▶ **Try it**
The result should be every line in the data below that carries the string "likes".

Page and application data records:
════════
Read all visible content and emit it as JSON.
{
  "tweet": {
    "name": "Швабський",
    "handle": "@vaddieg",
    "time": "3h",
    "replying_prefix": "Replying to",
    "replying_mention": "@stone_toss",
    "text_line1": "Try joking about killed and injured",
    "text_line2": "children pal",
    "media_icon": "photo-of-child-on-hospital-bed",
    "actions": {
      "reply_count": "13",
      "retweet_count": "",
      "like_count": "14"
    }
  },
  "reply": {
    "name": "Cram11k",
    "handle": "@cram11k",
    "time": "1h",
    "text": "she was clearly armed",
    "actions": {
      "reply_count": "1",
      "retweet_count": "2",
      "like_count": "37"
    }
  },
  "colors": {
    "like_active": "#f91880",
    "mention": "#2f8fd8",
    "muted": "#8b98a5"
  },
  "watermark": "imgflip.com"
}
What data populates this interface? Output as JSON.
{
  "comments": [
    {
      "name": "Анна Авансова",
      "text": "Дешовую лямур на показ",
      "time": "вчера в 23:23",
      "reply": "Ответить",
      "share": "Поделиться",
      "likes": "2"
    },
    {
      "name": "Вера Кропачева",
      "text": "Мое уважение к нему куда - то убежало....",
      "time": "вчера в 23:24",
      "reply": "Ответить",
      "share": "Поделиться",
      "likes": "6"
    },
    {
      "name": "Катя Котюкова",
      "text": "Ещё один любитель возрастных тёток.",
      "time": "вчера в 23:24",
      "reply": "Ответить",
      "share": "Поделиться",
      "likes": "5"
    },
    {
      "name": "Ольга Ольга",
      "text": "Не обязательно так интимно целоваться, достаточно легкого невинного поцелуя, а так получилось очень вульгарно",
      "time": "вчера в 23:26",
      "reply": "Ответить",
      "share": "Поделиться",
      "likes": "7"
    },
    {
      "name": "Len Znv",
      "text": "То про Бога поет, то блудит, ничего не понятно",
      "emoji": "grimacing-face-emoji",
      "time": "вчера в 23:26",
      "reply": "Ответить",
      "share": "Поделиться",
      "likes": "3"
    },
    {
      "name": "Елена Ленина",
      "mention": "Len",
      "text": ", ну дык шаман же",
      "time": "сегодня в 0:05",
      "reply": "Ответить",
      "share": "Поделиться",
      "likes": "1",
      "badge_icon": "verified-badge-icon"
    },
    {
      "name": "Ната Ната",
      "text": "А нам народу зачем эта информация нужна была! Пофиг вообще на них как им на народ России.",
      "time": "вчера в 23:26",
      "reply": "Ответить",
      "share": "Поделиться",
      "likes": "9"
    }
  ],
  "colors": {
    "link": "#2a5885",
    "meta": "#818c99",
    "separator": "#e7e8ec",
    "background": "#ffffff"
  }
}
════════
▶ **Solved exercise**
      "likes": "2"
      "likes": "6"
      "likes": "5"
      "likes": "7"
      "likes": "3"
      "likes": "1",
      "likes": "9"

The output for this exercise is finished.